A rare and historic event in my hometown provided an unexpected lesson this week in the strength and soulfulness of wood.
For months now, crews have worked to deconstruct the Missoula Mercantile, one of the oldest buildings in this western Montana town, and as such, one made with locally grown and milled wood.
In fact, workers from Home ReSource pulled 200,000 board feet of lumber from the downtown icon – all of it from western Montana’s historic old-growth ponderosa pine forests.
Each piece was cleaned of its nails, sorted and stacked in the nonprofit’s midtown lumber yard where, on Tuesday, it went on sale to the public.
The response was phenomenal.
Every day since, a steady stream of customers has flowed through the collected construction timbers, many in dimensions no longer found in local hardware and lumber stores – all with a story.
“This is wood that came from our local forests,” Katie Deuel, executive director of Home ReSource, told Missoula Current reporter Martin Kidston.
“You aren’t going to find this kind of wood” anywhere else, she said. “It’s old-growth wood with tight grains, and it’s clear. It was sitting in the Merc for 100-plus years. We hope it goes somewhere and stays for another 100 or 200 years.”
And by all indications, that next-century of use was the intent.

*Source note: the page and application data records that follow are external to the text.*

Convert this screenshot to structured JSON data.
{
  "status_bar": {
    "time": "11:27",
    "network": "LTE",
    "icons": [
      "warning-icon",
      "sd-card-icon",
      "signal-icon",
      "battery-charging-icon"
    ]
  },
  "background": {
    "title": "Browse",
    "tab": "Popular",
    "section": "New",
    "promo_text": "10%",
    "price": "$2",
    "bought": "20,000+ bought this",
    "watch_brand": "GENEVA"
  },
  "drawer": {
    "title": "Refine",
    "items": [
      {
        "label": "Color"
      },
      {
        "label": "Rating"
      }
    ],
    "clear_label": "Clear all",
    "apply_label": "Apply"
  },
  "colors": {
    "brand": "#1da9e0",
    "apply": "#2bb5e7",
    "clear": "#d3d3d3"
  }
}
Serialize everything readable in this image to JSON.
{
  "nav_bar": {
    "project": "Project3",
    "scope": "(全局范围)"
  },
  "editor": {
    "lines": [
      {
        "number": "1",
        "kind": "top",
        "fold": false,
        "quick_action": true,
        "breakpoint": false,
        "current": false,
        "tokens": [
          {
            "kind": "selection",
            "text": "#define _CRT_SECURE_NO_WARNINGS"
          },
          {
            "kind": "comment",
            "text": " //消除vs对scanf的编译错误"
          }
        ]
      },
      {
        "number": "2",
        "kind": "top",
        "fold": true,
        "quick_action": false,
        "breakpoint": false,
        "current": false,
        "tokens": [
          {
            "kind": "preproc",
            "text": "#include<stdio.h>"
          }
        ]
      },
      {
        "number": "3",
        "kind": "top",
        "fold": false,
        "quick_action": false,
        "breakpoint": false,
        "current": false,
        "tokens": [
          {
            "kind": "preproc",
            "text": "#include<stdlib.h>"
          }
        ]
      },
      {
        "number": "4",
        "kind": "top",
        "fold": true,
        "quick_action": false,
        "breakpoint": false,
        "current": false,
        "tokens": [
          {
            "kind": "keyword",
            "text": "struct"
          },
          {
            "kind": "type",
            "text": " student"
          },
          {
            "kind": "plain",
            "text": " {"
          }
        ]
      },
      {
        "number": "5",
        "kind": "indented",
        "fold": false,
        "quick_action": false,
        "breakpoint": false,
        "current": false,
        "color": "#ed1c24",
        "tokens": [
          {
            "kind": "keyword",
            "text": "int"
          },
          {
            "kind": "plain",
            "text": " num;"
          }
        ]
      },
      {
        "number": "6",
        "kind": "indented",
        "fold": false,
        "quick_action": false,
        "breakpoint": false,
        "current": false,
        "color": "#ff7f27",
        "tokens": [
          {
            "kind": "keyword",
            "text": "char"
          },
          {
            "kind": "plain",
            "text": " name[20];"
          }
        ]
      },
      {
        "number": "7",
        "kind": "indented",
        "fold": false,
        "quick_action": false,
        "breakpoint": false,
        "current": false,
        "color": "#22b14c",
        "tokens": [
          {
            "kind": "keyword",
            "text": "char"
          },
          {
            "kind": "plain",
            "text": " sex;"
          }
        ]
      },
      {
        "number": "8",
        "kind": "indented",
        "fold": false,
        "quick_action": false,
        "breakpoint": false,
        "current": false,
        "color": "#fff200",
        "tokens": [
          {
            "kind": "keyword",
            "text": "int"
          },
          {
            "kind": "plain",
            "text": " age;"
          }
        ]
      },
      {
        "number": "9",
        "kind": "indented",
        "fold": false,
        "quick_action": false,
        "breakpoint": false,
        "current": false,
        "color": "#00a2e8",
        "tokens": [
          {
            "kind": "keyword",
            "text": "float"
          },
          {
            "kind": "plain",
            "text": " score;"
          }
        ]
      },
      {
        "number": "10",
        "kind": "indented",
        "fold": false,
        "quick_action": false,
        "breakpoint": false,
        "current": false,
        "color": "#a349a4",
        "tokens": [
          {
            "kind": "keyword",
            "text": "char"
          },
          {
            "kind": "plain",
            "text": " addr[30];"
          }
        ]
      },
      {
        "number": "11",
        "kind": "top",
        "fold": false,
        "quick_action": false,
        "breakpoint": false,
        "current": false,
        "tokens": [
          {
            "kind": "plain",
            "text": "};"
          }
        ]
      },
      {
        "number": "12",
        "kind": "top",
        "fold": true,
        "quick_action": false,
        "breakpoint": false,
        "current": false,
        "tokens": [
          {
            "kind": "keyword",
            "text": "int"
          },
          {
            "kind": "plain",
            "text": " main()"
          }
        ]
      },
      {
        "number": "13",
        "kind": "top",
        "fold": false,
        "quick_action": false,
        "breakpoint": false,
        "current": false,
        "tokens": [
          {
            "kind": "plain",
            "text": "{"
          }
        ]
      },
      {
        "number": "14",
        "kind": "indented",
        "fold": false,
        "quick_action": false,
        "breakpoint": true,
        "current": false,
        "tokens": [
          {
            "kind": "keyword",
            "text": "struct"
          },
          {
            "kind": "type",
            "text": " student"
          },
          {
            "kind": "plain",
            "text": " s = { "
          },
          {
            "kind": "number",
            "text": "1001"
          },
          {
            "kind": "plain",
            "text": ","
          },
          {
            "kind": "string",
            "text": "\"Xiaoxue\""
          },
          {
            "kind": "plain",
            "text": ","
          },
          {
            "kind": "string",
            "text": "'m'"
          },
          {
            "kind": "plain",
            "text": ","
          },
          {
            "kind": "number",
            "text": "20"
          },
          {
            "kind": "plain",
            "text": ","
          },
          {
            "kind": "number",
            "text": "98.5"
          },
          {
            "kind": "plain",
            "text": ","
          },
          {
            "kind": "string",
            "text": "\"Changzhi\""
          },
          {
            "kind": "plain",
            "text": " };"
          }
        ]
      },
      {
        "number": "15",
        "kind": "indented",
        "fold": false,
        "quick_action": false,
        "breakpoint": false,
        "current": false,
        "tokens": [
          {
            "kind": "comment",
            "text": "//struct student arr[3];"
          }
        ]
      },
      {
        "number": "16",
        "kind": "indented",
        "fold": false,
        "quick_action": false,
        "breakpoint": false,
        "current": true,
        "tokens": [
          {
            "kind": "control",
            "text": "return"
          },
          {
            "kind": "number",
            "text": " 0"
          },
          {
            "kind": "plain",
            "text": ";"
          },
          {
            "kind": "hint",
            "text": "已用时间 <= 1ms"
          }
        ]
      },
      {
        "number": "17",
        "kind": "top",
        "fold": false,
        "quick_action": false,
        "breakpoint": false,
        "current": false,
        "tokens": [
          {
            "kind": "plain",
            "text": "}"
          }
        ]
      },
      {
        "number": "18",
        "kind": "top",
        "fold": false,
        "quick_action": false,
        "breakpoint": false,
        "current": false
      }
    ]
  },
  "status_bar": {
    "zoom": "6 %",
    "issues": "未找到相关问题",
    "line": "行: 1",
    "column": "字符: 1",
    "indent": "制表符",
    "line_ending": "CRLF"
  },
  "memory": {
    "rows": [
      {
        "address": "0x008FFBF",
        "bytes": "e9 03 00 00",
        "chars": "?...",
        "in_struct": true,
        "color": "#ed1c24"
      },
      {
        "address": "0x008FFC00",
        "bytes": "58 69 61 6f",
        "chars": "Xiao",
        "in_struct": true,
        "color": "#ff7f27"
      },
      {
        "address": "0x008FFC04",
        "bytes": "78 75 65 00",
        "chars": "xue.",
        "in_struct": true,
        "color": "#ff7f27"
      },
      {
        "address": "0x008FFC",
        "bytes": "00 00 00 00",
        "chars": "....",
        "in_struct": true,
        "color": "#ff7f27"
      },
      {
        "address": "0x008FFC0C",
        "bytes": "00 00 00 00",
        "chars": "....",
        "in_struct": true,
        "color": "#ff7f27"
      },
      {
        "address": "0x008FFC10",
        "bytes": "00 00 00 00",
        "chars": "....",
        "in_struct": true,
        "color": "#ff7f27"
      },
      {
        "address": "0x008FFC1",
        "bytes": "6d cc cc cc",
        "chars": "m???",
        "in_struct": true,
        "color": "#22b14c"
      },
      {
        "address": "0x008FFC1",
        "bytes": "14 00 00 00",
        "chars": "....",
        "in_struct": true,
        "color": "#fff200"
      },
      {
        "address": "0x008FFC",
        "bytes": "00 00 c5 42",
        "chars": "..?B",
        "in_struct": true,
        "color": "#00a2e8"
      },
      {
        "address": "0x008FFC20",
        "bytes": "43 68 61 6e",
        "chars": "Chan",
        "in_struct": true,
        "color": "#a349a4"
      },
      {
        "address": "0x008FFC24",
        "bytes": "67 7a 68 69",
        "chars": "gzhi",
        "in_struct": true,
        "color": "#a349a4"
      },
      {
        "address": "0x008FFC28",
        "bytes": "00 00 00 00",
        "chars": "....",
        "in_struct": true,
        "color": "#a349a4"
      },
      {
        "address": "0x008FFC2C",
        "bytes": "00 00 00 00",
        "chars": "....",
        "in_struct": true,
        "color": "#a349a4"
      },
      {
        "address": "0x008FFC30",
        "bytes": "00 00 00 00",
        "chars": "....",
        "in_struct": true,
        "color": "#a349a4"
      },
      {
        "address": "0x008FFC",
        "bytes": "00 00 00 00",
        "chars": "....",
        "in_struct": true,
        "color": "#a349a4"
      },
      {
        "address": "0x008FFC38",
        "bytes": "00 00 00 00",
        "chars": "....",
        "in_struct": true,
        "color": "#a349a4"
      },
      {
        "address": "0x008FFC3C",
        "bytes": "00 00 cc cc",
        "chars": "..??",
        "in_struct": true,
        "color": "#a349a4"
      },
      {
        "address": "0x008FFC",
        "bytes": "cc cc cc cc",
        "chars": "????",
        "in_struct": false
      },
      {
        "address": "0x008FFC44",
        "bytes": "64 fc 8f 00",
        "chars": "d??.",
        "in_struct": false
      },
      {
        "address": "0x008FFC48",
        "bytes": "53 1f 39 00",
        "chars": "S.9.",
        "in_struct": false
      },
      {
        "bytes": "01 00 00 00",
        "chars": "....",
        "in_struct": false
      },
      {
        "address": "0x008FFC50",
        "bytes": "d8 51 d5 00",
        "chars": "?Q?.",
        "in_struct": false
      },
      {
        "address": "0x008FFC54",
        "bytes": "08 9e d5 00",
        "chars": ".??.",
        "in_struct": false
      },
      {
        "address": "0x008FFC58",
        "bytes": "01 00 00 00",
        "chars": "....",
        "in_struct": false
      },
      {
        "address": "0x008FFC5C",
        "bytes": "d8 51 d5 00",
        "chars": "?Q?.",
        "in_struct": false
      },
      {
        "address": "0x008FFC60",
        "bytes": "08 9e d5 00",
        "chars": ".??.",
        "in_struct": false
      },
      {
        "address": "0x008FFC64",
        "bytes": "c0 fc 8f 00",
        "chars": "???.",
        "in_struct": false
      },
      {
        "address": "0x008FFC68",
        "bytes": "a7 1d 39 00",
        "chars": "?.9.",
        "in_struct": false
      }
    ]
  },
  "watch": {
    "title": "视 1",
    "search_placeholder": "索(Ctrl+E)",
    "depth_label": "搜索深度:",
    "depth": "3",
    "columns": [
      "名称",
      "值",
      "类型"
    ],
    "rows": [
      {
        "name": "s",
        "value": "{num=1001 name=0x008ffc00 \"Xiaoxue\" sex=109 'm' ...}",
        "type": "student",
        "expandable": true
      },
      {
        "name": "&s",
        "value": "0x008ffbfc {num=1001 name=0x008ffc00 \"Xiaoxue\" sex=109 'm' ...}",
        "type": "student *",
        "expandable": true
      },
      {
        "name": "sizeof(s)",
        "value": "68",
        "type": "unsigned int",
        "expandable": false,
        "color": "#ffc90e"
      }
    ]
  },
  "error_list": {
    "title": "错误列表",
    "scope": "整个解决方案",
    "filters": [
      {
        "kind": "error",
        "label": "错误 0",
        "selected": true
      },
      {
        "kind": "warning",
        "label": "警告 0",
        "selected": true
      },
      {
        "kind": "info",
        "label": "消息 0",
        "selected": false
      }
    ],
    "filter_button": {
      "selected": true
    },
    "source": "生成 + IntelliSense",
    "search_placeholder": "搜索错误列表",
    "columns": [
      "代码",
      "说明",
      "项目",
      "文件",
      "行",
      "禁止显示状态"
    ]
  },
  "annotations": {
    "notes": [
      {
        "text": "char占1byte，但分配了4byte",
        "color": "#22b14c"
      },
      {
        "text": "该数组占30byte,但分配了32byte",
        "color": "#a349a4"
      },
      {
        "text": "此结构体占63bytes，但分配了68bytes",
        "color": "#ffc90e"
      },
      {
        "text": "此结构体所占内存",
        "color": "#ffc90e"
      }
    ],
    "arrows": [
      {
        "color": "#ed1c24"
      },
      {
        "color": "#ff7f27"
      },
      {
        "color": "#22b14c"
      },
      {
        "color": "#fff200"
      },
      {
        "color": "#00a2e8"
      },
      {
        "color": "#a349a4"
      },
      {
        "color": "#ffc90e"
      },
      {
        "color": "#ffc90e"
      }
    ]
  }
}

Customers told of plans to build kitchen tables, desks, floors, a workshop; many planned to incorporate the Merc into a home remodeling project.
To a one, the buyers were overwhelmed by the condition of the building timbers, many with rough cuts typified by their vintage. These beams and boards indeed have another century’s stories to tell, maybe another two centuries.
The love of that wood, preserved from a much-loved local building, took my breath away. Once again, this remarkable town that I call home has taught me a life’s lesson – in this case, of thousands of new lives paying homage to an honored chapter in our collective past.
Read Martin Kidston’s story here, and share its remarkable message.